Play Fit, Stay Fit!, a comprehensive wellness program for pediatric cancer survivors and their families, meets twice a week for 12 weeks, and one session is offered each fall and spring. The program is open to child survivors of cancer and children with blood disorders between the ages of 4 and 18 and is free for the entire family. Participants engage in fun, group activities designed to improve endurance, strength, coordination, and overall confidence. For more information, call (631) 444-6169.
The Living in Love Palliative Care and Bereavement Program was established to meet the needs of children diagnosed with life limiting cancer and their families. The focus is to promote comfort care while maximizing quality of life. Support is extended to the families during palliative care and continues throughout bereavement. Living in Love's mission is to relieve or minimize the physical, emotional, psychological pain and suffering of children diagnosed with life threatening illnesses and their families through palliative, end of life and bereavement care. The program's interdisciplinary team members provide comprehensive, compassionate quality care, sensitive to the cultural and spiritual diversity of the families.

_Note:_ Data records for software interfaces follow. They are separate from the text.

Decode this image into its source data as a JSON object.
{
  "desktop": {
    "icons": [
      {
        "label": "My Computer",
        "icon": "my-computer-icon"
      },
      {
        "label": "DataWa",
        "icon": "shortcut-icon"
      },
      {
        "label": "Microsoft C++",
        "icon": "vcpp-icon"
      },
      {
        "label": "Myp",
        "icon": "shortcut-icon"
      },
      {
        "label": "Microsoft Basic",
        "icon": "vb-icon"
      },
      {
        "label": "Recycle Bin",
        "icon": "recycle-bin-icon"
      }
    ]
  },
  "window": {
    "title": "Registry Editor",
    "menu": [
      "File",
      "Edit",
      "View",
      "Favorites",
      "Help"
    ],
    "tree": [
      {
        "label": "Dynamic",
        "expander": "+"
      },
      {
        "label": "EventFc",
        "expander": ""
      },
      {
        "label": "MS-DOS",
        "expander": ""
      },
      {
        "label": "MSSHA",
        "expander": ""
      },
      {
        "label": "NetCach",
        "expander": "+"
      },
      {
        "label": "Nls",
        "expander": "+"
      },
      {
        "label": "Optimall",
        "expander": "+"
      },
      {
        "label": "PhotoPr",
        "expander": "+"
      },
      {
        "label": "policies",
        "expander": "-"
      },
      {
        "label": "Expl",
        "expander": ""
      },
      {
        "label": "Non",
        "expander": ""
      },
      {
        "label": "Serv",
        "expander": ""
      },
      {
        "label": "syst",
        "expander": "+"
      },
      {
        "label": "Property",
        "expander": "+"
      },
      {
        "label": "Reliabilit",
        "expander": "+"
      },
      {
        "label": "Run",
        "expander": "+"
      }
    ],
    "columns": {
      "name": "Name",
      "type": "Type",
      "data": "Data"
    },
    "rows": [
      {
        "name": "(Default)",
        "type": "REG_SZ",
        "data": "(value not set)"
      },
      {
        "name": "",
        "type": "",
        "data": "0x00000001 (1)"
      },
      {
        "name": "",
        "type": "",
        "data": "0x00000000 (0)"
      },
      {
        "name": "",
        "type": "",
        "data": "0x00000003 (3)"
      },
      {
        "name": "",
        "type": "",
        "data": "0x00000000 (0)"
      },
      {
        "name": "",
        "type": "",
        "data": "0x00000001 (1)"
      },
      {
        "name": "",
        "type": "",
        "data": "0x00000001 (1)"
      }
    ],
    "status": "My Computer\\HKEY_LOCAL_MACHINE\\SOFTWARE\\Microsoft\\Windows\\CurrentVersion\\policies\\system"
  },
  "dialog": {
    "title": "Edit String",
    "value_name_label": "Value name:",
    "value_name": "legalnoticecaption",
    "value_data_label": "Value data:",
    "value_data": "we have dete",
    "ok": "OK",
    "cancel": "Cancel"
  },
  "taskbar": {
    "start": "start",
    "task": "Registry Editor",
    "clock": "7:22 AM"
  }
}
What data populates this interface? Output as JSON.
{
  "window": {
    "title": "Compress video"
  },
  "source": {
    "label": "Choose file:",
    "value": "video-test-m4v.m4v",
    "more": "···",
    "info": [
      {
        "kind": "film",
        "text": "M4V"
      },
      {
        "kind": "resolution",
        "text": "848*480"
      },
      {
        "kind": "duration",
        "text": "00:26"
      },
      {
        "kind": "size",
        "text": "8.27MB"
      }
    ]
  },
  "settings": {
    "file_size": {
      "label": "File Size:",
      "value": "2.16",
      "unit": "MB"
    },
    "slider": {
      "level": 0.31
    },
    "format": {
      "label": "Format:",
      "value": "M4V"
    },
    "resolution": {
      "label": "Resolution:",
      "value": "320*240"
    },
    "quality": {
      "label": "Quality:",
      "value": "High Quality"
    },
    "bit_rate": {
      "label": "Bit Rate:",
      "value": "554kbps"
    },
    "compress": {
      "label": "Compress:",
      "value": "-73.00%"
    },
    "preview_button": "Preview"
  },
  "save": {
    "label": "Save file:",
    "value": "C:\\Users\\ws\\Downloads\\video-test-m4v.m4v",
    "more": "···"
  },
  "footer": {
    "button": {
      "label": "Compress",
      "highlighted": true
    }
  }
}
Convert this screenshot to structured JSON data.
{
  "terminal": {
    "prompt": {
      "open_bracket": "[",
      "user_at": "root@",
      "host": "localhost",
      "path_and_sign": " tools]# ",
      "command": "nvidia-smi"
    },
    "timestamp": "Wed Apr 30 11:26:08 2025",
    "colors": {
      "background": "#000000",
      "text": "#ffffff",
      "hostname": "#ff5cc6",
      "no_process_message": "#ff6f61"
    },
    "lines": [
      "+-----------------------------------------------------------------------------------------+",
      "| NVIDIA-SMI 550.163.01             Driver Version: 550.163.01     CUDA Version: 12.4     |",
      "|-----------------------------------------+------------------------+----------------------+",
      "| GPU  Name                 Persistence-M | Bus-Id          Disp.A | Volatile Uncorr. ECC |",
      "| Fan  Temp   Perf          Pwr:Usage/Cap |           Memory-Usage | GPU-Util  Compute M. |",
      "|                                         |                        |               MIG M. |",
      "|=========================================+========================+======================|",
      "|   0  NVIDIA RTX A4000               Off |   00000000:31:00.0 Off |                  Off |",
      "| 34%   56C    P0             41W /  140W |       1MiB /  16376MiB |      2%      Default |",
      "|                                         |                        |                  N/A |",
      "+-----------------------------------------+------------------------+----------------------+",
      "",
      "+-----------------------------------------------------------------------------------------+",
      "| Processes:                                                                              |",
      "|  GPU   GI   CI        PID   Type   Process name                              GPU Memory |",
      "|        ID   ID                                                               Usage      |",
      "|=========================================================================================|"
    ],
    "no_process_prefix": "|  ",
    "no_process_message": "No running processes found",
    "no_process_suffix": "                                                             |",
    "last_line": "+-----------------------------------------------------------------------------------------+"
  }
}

In collaboration with Stony Brook University Athletics and school districts in the community, the pediatric hematology/oncology team provides a social program, Play It Forward, for pediatric patients while they are receiving treatment at the Cancer Center. Student–athletes interact, read, play, and give the children their undivided attention on days when they are receiving treatment. These encounters help ease the burden of treatment for the children and their parents and provide the student-athletes with a strong sense of giving back.
The “Rising Stars” Talent Show and Art Exhibit is held annually to celebrate the lives of our pediatric patients. This forum provides an opportunity to promote a sense of purpose, accomplishment, and self-confidence among these children. Siblings, who are also effected by the child’s illness, are recognized for their involvement. “Rising Stars” allows children to express themselves through theater and art.
• Our Little Heroes, a parent support network, and which is open to all Suffolk County families, regardless of where they receive treatment.
• All graduates of the Pediatric Oncology Program at Stony Brook Medicine who are pursuing post High School education or training are eligible to receive the Daniel Brooks Memorial Educational Award for Students with Cancer. This Award was established in memory of Dan Brooks, who completed treatment for leukemia at Stony Brook, then went on to obtain his degree in Special Education. Sadly, Dan’s life was cut tragically short in a motor vehicle accident. His spirit, dedication to education, and children with cancer, prevail through this program.
Because comfort and quality of life are so important to patients with cancer, particularly children, the department continually seeks ways to improve both. “Splashes of Hope,” colorful sea-themed murals, recently were installed in clinical exam rooms, chemotherapy infusion areas, and in the waiting area to help the children to relax. This was funded by a grant from the Laurence W. Levine Foundation, which selected Stony Brook for the project, along with an additional grant secured by New York State Senator John Flanagan (R-East Northport).
In addition, Sunrise Day Camp, a day camp dedicated to children with cancer, started “Sunrise on Wheels” in which hospital volunteers bring a piece of the day camp experience to children in the Pediatric Hematology/ Oncology outpatient clinic while awaiting treatment.
Camp Adventure, a sleep-over camp, sponsored by the American Cancer Society, is for children with cancer and their siblings. Typically, 30 to 40 percent of all children who attend this camp annually come from Stony Brook. Several of the camp counselors are "graduates" of the Stony Brook program. Staff members are regular volunteers at the camp, including both RNs and NPs who serve as medical support to ensure that all children continue to receive their medications during camp week. Dr. Robert Parker is the consulting oncologist for the camp and a regular on-site volunteer.
In addition, Stony Brook Medicine is the facility identified for patient transport in the case of a serious illness or the need for more intensive diagnostic tests.